§ TASK OBJECTIVE: The answer must be an exact copy of every entry.

§ Records from a dataset:
○ ○ ○ ○ ○ ○ ○

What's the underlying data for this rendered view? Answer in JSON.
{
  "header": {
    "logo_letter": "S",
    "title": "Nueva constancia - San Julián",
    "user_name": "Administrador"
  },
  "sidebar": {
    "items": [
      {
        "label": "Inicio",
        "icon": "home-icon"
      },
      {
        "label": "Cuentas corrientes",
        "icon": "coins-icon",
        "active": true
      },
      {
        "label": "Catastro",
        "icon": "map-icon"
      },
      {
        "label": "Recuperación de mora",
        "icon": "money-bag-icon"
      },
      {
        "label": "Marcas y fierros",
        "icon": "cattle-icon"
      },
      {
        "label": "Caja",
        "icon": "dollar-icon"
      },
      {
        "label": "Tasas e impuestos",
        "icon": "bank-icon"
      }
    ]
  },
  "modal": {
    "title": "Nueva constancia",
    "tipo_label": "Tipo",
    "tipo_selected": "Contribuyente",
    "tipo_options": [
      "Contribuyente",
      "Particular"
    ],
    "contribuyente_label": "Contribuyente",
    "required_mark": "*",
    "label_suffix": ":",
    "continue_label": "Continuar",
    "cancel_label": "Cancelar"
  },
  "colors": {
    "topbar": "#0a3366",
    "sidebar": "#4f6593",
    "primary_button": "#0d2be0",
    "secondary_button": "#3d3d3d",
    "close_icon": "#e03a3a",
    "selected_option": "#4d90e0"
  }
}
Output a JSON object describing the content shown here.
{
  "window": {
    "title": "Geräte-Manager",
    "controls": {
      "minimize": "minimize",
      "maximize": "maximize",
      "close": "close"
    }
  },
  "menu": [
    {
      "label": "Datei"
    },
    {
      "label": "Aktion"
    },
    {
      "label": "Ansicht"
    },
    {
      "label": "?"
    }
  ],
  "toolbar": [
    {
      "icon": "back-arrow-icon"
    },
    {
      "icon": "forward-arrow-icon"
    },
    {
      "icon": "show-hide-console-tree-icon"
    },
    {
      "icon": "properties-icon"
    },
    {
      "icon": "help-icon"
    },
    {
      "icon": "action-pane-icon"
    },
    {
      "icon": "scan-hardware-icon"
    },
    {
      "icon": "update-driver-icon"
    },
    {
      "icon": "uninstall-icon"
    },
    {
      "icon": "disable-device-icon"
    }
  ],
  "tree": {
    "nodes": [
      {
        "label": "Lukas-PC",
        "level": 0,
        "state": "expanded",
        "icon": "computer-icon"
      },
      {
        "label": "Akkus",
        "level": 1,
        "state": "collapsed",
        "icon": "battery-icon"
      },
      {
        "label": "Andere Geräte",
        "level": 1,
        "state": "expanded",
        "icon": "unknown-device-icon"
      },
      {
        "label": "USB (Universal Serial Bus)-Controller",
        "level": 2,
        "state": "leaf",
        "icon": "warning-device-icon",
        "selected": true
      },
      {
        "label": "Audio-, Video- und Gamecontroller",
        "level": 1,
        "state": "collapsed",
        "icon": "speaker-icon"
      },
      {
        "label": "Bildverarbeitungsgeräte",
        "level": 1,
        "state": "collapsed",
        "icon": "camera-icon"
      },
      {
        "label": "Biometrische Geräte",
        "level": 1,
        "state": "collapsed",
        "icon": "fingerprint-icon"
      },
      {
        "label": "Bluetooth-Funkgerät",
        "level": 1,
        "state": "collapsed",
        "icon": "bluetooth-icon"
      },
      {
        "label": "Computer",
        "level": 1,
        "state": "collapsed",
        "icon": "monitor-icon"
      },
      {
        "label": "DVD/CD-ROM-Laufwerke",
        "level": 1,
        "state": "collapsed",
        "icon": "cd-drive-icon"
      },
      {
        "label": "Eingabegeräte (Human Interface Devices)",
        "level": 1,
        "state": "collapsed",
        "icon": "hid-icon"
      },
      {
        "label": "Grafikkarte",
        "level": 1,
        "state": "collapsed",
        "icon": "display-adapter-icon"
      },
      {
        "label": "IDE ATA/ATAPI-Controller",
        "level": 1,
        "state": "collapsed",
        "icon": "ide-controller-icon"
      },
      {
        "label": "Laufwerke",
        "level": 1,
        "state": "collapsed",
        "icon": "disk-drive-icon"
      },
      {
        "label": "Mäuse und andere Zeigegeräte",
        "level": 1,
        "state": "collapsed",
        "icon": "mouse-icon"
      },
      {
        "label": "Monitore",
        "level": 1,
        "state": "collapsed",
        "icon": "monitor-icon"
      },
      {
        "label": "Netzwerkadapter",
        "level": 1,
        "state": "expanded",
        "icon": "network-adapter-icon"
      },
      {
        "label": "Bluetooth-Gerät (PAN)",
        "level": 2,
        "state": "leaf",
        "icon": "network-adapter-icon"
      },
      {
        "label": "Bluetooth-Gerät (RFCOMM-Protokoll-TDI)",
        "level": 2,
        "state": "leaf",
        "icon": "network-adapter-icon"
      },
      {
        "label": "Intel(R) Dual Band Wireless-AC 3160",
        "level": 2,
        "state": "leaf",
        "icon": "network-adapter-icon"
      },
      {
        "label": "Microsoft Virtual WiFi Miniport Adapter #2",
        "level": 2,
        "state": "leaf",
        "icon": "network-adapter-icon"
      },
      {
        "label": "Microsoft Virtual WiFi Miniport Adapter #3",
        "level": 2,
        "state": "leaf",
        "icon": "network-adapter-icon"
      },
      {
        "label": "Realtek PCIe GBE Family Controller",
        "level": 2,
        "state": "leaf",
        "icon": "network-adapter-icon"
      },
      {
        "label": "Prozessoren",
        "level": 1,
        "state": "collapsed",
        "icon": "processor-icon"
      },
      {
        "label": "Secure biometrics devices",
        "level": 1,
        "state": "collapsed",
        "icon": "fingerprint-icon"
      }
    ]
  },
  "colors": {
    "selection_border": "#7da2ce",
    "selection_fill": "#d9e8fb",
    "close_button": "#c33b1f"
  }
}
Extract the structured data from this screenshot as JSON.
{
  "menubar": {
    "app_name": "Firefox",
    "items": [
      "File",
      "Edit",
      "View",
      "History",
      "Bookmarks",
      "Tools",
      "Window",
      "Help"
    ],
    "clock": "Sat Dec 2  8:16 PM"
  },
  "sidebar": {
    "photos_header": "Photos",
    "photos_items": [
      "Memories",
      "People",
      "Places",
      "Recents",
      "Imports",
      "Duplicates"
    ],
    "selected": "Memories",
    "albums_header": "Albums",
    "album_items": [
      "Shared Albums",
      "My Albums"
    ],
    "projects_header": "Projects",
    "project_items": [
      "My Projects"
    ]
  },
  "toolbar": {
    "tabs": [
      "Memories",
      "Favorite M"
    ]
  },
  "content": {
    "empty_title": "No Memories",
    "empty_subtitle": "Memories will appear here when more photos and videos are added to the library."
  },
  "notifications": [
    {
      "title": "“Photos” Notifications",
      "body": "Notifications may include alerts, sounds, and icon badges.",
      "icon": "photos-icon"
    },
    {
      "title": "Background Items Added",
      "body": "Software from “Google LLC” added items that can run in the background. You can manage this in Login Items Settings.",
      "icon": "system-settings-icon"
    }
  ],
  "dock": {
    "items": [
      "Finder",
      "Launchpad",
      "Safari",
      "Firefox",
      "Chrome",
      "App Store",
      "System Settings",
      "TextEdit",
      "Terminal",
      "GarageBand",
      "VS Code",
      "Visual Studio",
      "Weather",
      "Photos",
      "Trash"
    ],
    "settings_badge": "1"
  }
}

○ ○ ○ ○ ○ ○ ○

§ ANSWER BOX:
What's the underlying data for this rendered view? Answer in JSON.
{
  "header": {
    "logo_letter": "S",
    "title": "Nueva constancia - San Julián",
    "user_name": "Administrador"
  },
  "sidebar": {
    "items": [
      {
        "label": "Inicio",
        "icon": "home-icon"
      },
      {
        "label": "Cuentas corrientes",
        "icon": "coins-icon",
        "active": true
      },
      {
        "label": "Catastro",
        "icon": "map-icon"
      },
      {
        "label": "Recuperación de mora",
        "icon": "money-bag-icon"
      },
      {
        "label": "Marcas y fierros",
        "icon": "cattle-icon"
      },
      {
        "label": "Caja",
        "icon": "dollar-icon"
      },
      {
        "label": "Tasas e impuestos",
        "icon": "bank-icon"
      }
    ]
  },
  "modal": {
    "title": "Nueva constancia",
    "tipo_label": "Tipo",
    "tipo_selected": "Contribuyente",
    "tipo_options": [
      "Contribuyente",
      "Particular"
    ],
    "contribuyente_label": "Contribuyente",
    "required_mark": "*",
    "label_suffix": ":",
    "continue_label": "Continuar",
    "cancel_label": "Cancelar"
  },
  "colors": {
    "topbar": "#0a3366",
    "sidebar": "#4f6593",
    "primary_button": "#0d2be0",
    "secondary_button": "#3d3d3d",
    "close_icon": "#e03a3a",
    "selected_option": "#4d90e0"
  }
}
Output a JSON object describing the content shown here.
{
  "window": {
    "title": "Geräte-Manager",
    "controls": {
      "minimize": "minimize",
      "maximize": "maximize",
      "close": "close"
    }
  },
  "menu": [
    {
      "label": "Datei"
    },
    {
      "label": "Aktion"
    },
    {
      "label": "Ansicht"
    },
    {
      "label": "?"
    }
  ],
  "toolbar": [
    {
      "icon": "back-arrow-icon"
    },
    {
      "icon": "forward-arrow-icon"
    },
    {
      "icon": "show-hide-console-tree-icon"
    },
    {
      "icon": "properties-icon"
    },
    {
      "icon": "help-icon"
    },
    {
      "icon": "action-pane-icon"
    },
    {
      "icon": "scan-hardware-icon"
    },
    {
      "icon": "update-driver-icon"
    },
    {
      "icon": "uninstall-icon"
    },
    {
      "icon": "disable-device-icon"
    }
  ],
  "tree": {
    "nodes": [
      {
        "label": "Lukas-PC",
        "level": 0,
        "state": "expanded",
        "icon": "computer-icon"
      },
      {
        "label": "Akkus",
        "level": 1,
        "state": "collapsed",
        "icon": "battery-icon"
      },
      {
        "label": "Andere Geräte",
        "level": 1,
        "state": "expanded",
        "icon": "unknown-device-icon"
      },
      {
        "label": "USB (Universal Serial Bus)-Controller",
        "level": 2,
        "state": "leaf",
        "icon": "warning-device-icon",
        "selected": true
      },
      {
        "label": "Audio-, Video- und Gamecontroller",
        "level": 1,
        "state": "collapsed",
        "icon": "speaker-icon"
      },
      {
        "label": "Bildverarbeitungsgeräte",
        "level": 1,
        "state": "collapsed",
        "icon": "camera-icon"
      },
      {
        "label": "Biometrische Geräte",
        "level": 1,
        "state": "collapsed",
        "icon": "fingerprint-icon"
      },
      {
        "label": "Bluetooth-Funkgerät",
        "level": 1,
        "state": "collapsed",
        "icon": "bluetooth-icon"
      },
      {
        "label": "Computer",
        "level": 1,
        "state": "collapsed",
        "icon": "monitor-icon"
      },
      {
        "label": "DVD/CD-ROM-Laufwerke",
        "level": 1,
        "state": "collapsed",
        "icon": "cd-drive-icon"
      },
      {
        "label": "Eingabegeräte (Human Interface Devices)",
        "level": 1,
        "state": "collapsed",
        "icon": "hid-icon"
      },
      {
        "label": "Grafikkarte",
        "level": 1,
        "state": "collapsed",
        "icon": "display-adapter-icon"
      },
      {
        "label": "IDE ATA/ATAPI-Controller",
        "level": 1,
        "state": "collapsed",
        "icon": "ide-controller-icon"
      },
      {
        "label": "Laufwerke",
        "level": 1,
        "state": "collapsed",
        "icon": "disk-drive-icon"
      },
      {
        "label": "Mäuse und andere Zeigegeräte",
        "level": 1,
        "state": "collapsed",
        "icon": "mouse-icon"
      },
      {
        "label": "Monitore",
        "level": 1,
        "state": "collapsed",
        "icon": "monitor-icon"
      },
      {
        "label": "Netzwerkadapter",
        "level": 1,
        "state": "expanded",
        "icon": "network-adapter-icon"
      },
      {
        "label": "Bluetooth-Gerät (PAN)",
        "level": 2,
        "state": "leaf",
        "icon": "network-adapter-icon"
      },
      {
        "label": "Bluetooth-Gerät (RFCOMM-Protokoll-TDI)",
        "level": 2,
        "state": "leaf",
        "icon": "network-adapter-icon"
      },
      {
        "label": "Intel(R) Dual Band Wireless-AC 3160",
        "level": 2,
        "state": "leaf",
        "icon": "network-adapter-icon"
      },
      {
        "label": "Microsoft Virtual WiFi Miniport Adapter #2",
        "level": 2,
        "state": "leaf",
        "icon": "network-adapter-icon"
      },
      {
        "label": "Microsoft Virtual WiFi Miniport Adapter #3",
        "level": 2,
        "state": "leaf",
        "icon": "network-adapter-icon"
      },
      {
        "label": "Realtek PCIe GBE Family Controller",
        "level": 2,
        "state": "leaf",
        "icon": "network-adapter-icon"
      },
      {
        "label": "Prozessoren",
        "level": 1,
        "state": "collapsed",
        "icon": "processor-icon"
      },
      {
        "label": "Secure biometrics devices",
        "level": 1,
        "state": "collapsed",
        "icon": "fingerprint-icon"
      }
    ]
  },
  "colors": {
    "selection_border": "#7da2ce",
    "selection_fill": "#d9e8fb",
    "close_button": "#c33b1f"
  }
}
Extract the structured data from this screenshot as JSON.
{
  "menubar": {
    "app_name": "Firefox",
    "items": [
      "File",
      "Edit",
      "View",
      "History",
      "Bookmarks",
      "Tools",
      "Window",
      "Help"
    ],
    "clock": "Sat Dec 2  8:16 PM"
  },
  "sidebar": {
    "photos_header": "Photos",
    "photos_items": [
      "Memories",
      "People",
      "Places",
      "Recents",
      "Imports",
      "Duplicates"
    ],
    "selected": "Memories",
    "albums_header": "Albums",
    "album_items": [
      "Shared Albums",
      "My Albums"
    ],
    "projects_header": "Projects",
    "project_items": [
      "My Projects"
    ]
  },
  "toolbar": {
    "tabs": [
      "Memories",
      "Favorite M"
    ]
  },
  "content": {
    "empty_title": "No Memories",
    "empty_subtitle": "Memories will appear here when more photos and videos are added to the library."
  },
  "notifications": [
    {
      "title": "“Photos” Notifications",
      "body": "Notifications may include alerts, sounds, and icon badges.",
      "icon": "photos-icon"
    },
    {
      "title": "Background Items Added",
      "body": "Software from “Google LLC” added items that can run in the background. You can manage this in Login Items Settings.",
      "icon": "system-settings-icon"
    }
  ],
  "dock": {
    "items": [
      "Finder",
      "Launchpad",
      "Safari",
      "Firefox",
      "Chrome",
      "App Store",
      "System Settings",
      "TextEdit",
      "Terminal",
      "GarageBand",
      "VS Code",
      "Visual Studio",
      "Weather",
      "Photos",
      "Trash"
    ],
    "settings_badge": "1"
  }
}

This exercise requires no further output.